Aren't sure if you're ready? Going public at the wrong time can be risky and hurt your unionizing campaign. Get in touch with a Unit advisor or other professional union organizer to strategize.
Now that you're sure you want to take your union efforts public, we’ve outlined five ways you can do just that.
5.) Create social media accounts for your union — and get active
In the past two decades, social media has become an essential part of grassroots organizing. Additionally, the COVID-19 era has forced more people to work remotely than they were before, and many signal that they would like to continue doing so even after the pandemic ends.
What’s that mean for you? Your efforts to take your union public in the workplace aren’t necessarily confined to a physical workplace.
Start with Twitter. As a text-based platform, it allows you to formulate posts in a variety of ways, including long threads that can read like a news story (with the ability to include video and images). Plus, its ability to follow-up on past posts with new updates can make your account a “virtual history book of sorts” of your efforts.
Stay active and stand with other union efforts across industries and locations.
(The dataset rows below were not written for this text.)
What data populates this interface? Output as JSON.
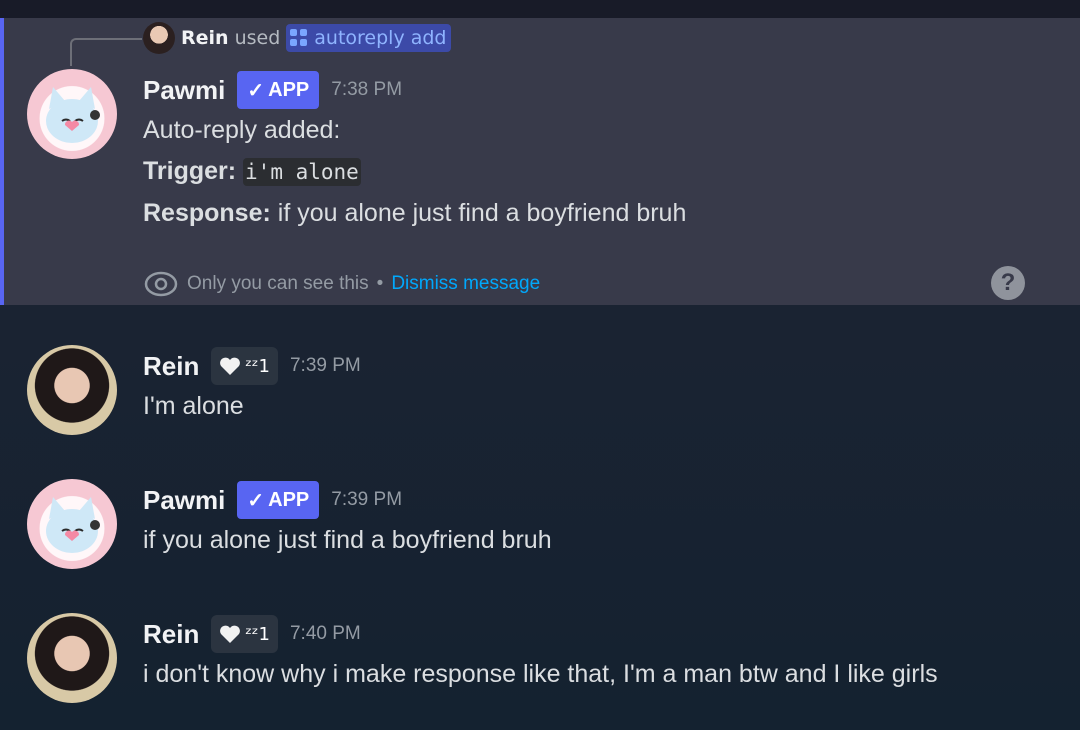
{
  "command_invocation": {
    "user": "Rein",
    "used_text": "used",
    "command": "autoreply add"
  },
  "ephemeral_message": {
    "author": "Pawmi",
    "badge": "APP",
    "timestamp": "7:38 PM",
    "line1": "Auto-reply added:",
    "trigger_label": "Trigger:",
    "trigger_value": "i'm alone",
    "response_label": "Response:",
    "response_value": "if you alone just find a boyfriend bruh",
    "footer_text": "Only you can see this",
    "footer_sep": "•",
    "dismiss_label": "Dismiss message",
    "help_label": "?"
  },
  "messages": [
    {
      "author": "Rein",
      "status_text": "ᶻᶻ1",
      "timestamp": "7:39 PM",
      "content": "I'm alone"
    },
    {
      "author": "Pawmi",
      "badge": "APP",
      "timestamp": "7:39 PM",
      "content": "if you alone just find a boyfriend bruh"
    },
    {
      "author": "Rein",
      "status_text": "ᶻᶻ1",
      "timestamp": "7:40 PM",
      "content": "i don't know why i make response like that, I'm a man btw and I like girls"
    }
  ],
  "colors": {
    "accent": "#5865f2",
    "link": "#00a8fc",
    "ephemeral_bg": "#383a4a"
  }
}
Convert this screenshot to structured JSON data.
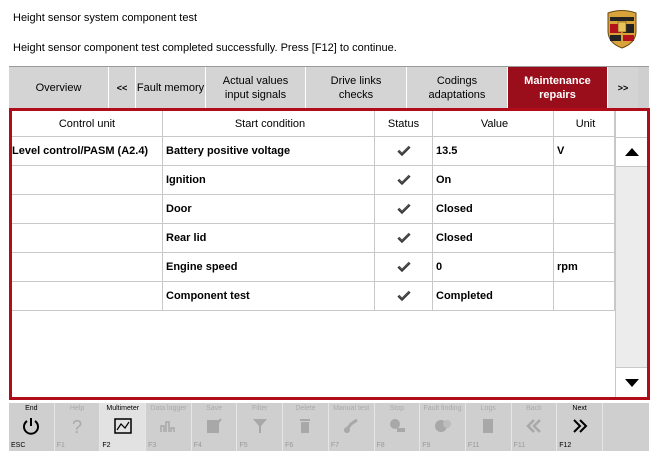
{
  "header": {
    "title": "Height sensor system component test",
    "message": "Height sensor component test completed successfully. Press [F12] to continue."
  },
  "tabs": [
    {
      "label": "Overview",
      "active": false
    },
    {
      "label": "<<",
      "active": false
    },
    {
      "label": "Fault memory",
      "active": false
    },
    {
      "label": "Actual values\ninput signals",
      "active": false
    },
    {
      "label": "Drive links\nchecks",
      "active": false
    },
    {
      "label": "Codings\nadaptations",
      "active": false
    },
    {
      "label": "Maintenance\nrepairs",
      "active": true
    },
    {
      "label": ">>",
      "active": false
    }
  ],
  "table": {
    "headers": [
      "Control unit",
      "Start condition",
      "Status",
      "Value",
      "Unit"
    ],
    "rows": [
      {
        "control_unit": "Level control/PASM (A2.4)",
        "condition": "Battery positive voltage",
        "status": "ok",
        "value": "13.5",
        "unit": "V"
      },
      {
        "control_unit": "",
        "condition": "Ignition",
        "status": "ok",
        "value": "On",
        "unit": ""
      },
      {
        "control_unit": "",
        "condition": "Door",
        "status": "ok",
        "value": "Closed",
        "unit": ""
      },
      {
        "control_unit": "",
        "condition": "Rear lid",
        "status": "ok",
        "value": "Closed",
        "unit": ""
      },
      {
        "control_unit": "",
        "condition": "Engine speed",
        "status": "ok",
        "value": "0",
        "unit": "rpm"
      },
      {
        "control_unit": "",
        "condition": "Component test",
        "status": "ok",
        "value": "Completed",
        "unit": ""
      }
    ]
  },
  "toolbar": [
    {
      "label": "End",
      "key": "ESC",
      "icon": "power-icon",
      "enabled": true
    },
    {
      "label": "Help",
      "key": "F1",
      "icon": "question-icon",
      "enabled": false
    },
    {
      "label": "Multimeter",
      "key": "F2",
      "icon": "multimeter-icon",
      "enabled": true,
      "active": true
    },
    {
      "label": "Data logger",
      "key": "F3",
      "icon": "data-logger-icon",
      "enabled": false
    },
    {
      "label": "Save",
      "key": "F4",
      "icon": "save-icon",
      "enabled": false
    },
    {
      "label": "Filter",
      "key": "F5",
      "icon": "filter-icon",
      "enabled": false
    },
    {
      "label": "Delete",
      "key": "F6",
      "icon": "delete-icon",
      "enabled": false
    },
    {
      "label": "Manual test",
      "key": "F7",
      "icon": "manual-test-icon",
      "enabled": false
    },
    {
      "label": "Stop",
      "key": "F8",
      "icon": "stop-icon",
      "enabled": false
    },
    {
      "label": "Fault finding",
      "key": "F9",
      "icon": "fault-finding-icon",
      "enabled": false
    },
    {
      "label": "Logs",
      "key": "F11",
      "icon": "logs-icon",
      "enabled": false
    },
    {
      "label": "Back",
      "key": "F11",
      "icon": "back-icon",
      "enabled": false
    },
    {
      "label": "Next",
      "key": "F12",
      "icon": "next-icon",
      "enabled": true
    }
  ],
  "colors": {
    "accent": "#9a0d1a",
    "border": "#b00c1a",
    "toolbar": "#cfcfcf"
  }
}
You’d be surprised at the wide-ranging efforts that are taking place, from that of a satirical news publication to a local fulfillment center to a nationwide grocery chain.
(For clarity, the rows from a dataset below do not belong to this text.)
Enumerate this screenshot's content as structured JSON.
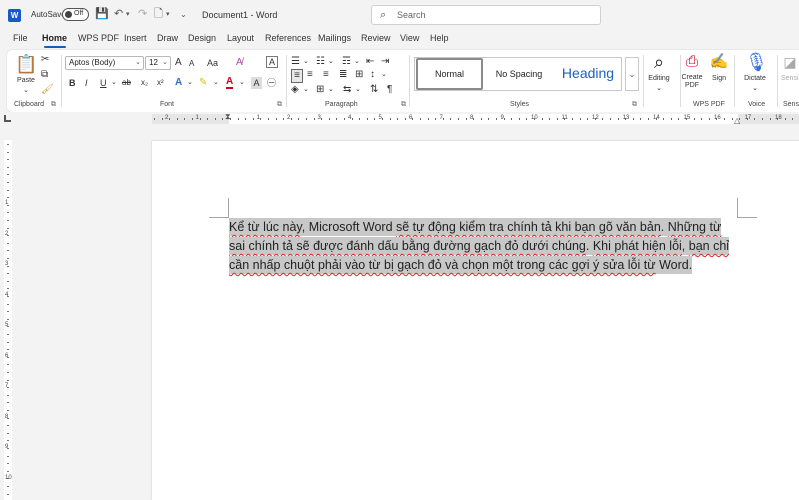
{
  "titlebar": {
    "autosave_label": "AutoSave",
    "autosave_state": "Off",
    "document_title": "Document1 - Word",
    "search_placeholder": "Search"
  },
  "menu": {
    "tabs": [
      {
        "label": "File"
      },
      {
        "label": "Home"
      },
      {
        "label": "WPS PDF"
      },
      {
        "label": "Insert"
      },
      {
        "label": "Draw"
      },
      {
        "label": "Design"
      },
      {
        "label": "Layout"
      },
      {
        "label": "References"
      },
      {
        "label": "Mailings"
      },
      {
        "label": "Review"
      },
      {
        "label": "View"
      },
      {
        "label": "Help"
      }
    ],
    "active_tab": "Home"
  },
  "ribbon": {
    "clipboard": {
      "label": "Clipboard",
      "paste_label": "Paste"
    },
    "font": {
      "label": "Font",
      "font_name": "Aptos (Body)",
      "font_size": "12",
      "bold": "B",
      "italic": "I",
      "underline": "U",
      "strike": "ab",
      "subscript": "x₂",
      "superscript": "x²",
      "grow": "A",
      "shrink": "A",
      "change_case": "Aa"
    },
    "paragraph": {
      "label": "Paragraph",
      "pilcrow": "¶"
    },
    "styles": {
      "label": "Styles",
      "items": [
        {
          "label": "Normal"
        },
        {
          "label": "No Spacing"
        },
        {
          "label": "Heading"
        }
      ]
    },
    "editing": {
      "label": "Editing"
    },
    "wps_pdf": {
      "label": "WPS PDF",
      "create_pdf": "Create PDF",
      "sign": "Sign"
    },
    "voice": {
      "label": "Voice",
      "dictate": "Dictate"
    },
    "sensitivity": {
      "label": "Sensi"
    }
  },
  "ruler": {
    "numbers": [
      "2",
      "1",
      "1",
      "2",
      "3",
      "4",
      "5",
      "6",
      "7",
      "8",
      "9",
      "10",
      "11",
      "12",
      "13",
      "14",
      "15",
      "16",
      "17",
      "18"
    ]
  },
  "vruler": {
    "numbers": [
      "1",
      "2",
      "3",
      "4",
      "5",
      "6",
      "7",
      "8",
      "9",
      "10"
    ]
  },
  "document": {
    "segments": [
      {
        "text": "Kể từ lúc này",
        "err": true
      },
      {
        "text": ", Microsoft Word ",
        "err": false
      },
      {
        "text": "sẽ tự động kiểm tra chính tả khi bạn gõ văn bản",
        "err": true
      },
      {
        "text": ". ",
        "err": false
      },
      {
        "text": "Những từ sai chính tả sẽ được đánh dấu bằng đường gạch đỏ dưới chúng",
        "err": true
      },
      {
        "text": ". ",
        "err": false
      },
      {
        "text": "Khi phát hiện lỗi",
        "err": true
      },
      {
        "text": ", ",
        "err": false
      },
      {
        "text": "bạn chỉ cần nhấp chuột phải vào từ bị gạch đỏ và chọn một trong các gợi ý sửa lỗi từ",
        "err": true
      },
      {
        "text": " Word.",
        "err": false
      }
    ]
  },
  "colors": {
    "accent": "#185abd",
    "selection": "#c8c8c8",
    "spell_error": "#e02020"
  }
}
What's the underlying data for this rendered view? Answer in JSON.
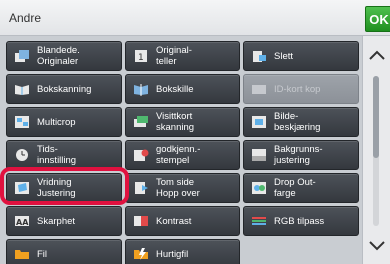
{
  "header": {
    "title": "Andre",
    "ok_label": "OK"
  },
  "buttons": [
    {
      "label": "Blandede.\nOriginaler",
      "icon": "mixed-originals-icon"
    },
    {
      "label": "Original-\nteller",
      "icon": "original-counter-icon"
    },
    {
      "label": "Slett",
      "icon": "erase-icon"
    },
    {
      "label": "Bokskanning",
      "icon": "book-scan-icon"
    },
    {
      "label": "Bokskille",
      "icon": "book-divide-icon"
    },
    {
      "label": "ID-kort kop",
      "icon": "id-card-icon",
      "disabled": true
    },
    {
      "label": "Multicrop",
      "icon": "multicrop-icon"
    },
    {
      "label": "Visittkort\nskanning",
      "icon": "business-card-icon"
    },
    {
      "label": "Bilde-\nbeskjæring",
      "icon": "image-crop-icon"
    },
    {
      "label": "Tids-\ninnstilling",
      "icon": "timer-icon"
    },
    {
      "label": "godkjenn.-\nstempel",
      "icon": "stamp-icon"
    },
    {
      "label": "Bakgrunns-\njustering",
      "icon": "background-adjust-icon"
    },
    {
      "label": "Vridning\nJustering",
      "icon": "skew-adjust-icon"
    },
    {
      "label": "Tom side\nHopp over",
      "icon": "blank-page-skip-icon"
    },
    {
      "label": "Drop Out-\nfarge",
      "icon": "drop-out-color-icon"
    },
    {
      "label": "Skarphet",
      "icon": "sharpness-icon"
    },
    {
      "label": "Kontrast",
      "icon": "contrast-icon"
    },
    {
      "label": "RGB tilpass",
      "icon": "rgb-adjust-icon"
    },
    {
      "label": "Fil",
      "icon": "folder-icon"
    },
    {
      "label": "Hurtigfil",
      "icon": "quick-file-icon"
    }
  ],
  "colors": {
    "highlight": "#e0113f",
    "ok": "#2aa52a",
    "button": "#3f444a"
  }
}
Plus, any of the other ways to bring your union public in the workplace are great fodder for a social media post.
4.) Create union-branded marketing
You’re forming a union — be loud and proud about it. There is power and safety in numbers, so the more people that announce (and wear) their support of your union, the more legitimized your efforts are.
Create a logo, tagline (or simply “your company’s name” + “union”) on t-shirts, badges, hats or pins and wear them in your workplace. Branded pens, totes, notebooks and mugs — those workplace items that are on commonplace around the office — signal your support in a more under-the-radar approach.
Placing sticky notes with your union name or logo around the workplace is a quick and spreadable way of making your union known. Replacing those sticky notes with bumper stickers makes the efforts more permanent, though, but depending on an employer’s view of the law could be deemed as vandalism.
Not in a physical office? Create a video filter or frame that others can download and use when in virtual meetings.
A picture — or, in this case, a t-shirt, pen or filter — is worth a thousand words.
3.) Gather your petitions
By gathering signed petitions, you’re signaling to management that your union-creating efforts shouldn’t just be a blip on their radar.
And even if you’ve only gathered signed petitions from less than 30% of your coworkers (the amount needed to file a petition for a representation election), it at least shows you’re taking the necessary steps toward making your union official.
2.) Draft an open letter
Not only can an open letter give your employer an idea of your union’s own goals, motivations, and intentions, but it can also signal to fellow coworkers — and even people outside of your workplace — about your efforts.
The following open letter was written by Secretly Group, an independent music label, in the spring of 2021:
What this open letter does well (and what you can emulate):
- Provides a history of the business.
- Includes the impact that workers drive for the company and its industry.
- Clearly states the goals behind forming a union.
- Outlines their communication with outside labor organizations, company management, and others who will be instrumental in ensuring the union will succeed.
1.) Walk-in — or out — on management
Management in a workplace will do everything they can to ensure whispers (or even shouts) about unions are silenced.
Enter, the element of surprise.
By walking in on management, you’re forcing them to hear about your concerns and your union efforts and intentions. If a company’s management can completely upend workers’ stability in less than two minutes, why can’t you reciprocate those efforts?
If that’s not possible, walking out on management (and publicizing your efforts, as this union did in early 2021) leverages the most important thing you bring to the workplace: your work.